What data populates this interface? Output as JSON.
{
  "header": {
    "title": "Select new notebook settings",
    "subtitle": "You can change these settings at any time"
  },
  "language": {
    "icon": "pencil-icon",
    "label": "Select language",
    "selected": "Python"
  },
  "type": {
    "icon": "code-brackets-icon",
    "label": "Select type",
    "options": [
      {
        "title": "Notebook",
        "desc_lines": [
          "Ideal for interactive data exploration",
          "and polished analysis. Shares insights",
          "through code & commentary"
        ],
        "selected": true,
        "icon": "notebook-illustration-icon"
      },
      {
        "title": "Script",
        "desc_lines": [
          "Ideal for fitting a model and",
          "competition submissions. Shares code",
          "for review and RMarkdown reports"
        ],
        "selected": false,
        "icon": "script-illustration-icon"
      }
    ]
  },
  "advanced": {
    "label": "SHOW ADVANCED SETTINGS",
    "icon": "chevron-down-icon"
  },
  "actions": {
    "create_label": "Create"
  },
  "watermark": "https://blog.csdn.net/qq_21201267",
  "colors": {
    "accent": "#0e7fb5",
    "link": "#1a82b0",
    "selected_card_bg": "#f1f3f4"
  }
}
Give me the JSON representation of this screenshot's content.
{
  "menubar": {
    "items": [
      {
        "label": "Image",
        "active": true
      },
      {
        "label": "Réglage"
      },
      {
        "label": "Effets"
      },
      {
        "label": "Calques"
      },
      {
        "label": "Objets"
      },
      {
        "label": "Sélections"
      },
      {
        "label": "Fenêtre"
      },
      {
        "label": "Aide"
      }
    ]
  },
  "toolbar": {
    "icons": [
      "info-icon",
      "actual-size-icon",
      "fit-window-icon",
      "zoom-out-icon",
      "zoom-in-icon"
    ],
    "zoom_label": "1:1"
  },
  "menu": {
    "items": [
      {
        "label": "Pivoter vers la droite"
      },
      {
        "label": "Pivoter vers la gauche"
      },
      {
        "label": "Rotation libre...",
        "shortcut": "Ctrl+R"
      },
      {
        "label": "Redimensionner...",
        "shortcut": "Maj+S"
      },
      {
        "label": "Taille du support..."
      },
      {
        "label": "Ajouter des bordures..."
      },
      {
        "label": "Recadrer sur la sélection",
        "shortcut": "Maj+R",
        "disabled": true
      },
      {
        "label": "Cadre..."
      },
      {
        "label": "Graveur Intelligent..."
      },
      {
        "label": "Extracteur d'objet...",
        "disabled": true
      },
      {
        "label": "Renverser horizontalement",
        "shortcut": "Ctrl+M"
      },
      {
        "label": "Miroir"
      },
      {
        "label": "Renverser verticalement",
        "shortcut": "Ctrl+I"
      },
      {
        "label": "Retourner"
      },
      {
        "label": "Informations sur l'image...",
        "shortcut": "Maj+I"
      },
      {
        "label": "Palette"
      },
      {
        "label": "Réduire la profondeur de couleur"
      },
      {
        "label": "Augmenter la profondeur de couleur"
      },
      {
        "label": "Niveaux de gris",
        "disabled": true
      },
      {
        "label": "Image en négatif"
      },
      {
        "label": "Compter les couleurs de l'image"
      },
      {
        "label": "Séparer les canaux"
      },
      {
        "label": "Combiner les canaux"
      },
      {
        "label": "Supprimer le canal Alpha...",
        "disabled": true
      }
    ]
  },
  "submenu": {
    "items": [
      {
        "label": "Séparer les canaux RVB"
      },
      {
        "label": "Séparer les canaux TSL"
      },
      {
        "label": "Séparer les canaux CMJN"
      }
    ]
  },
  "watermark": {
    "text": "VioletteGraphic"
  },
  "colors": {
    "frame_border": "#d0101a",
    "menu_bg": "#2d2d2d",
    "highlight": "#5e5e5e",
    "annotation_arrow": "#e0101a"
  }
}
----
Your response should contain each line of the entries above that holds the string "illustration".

        "icon": "notebook-illustration-icon"
        "icon": "script-illustration-icon"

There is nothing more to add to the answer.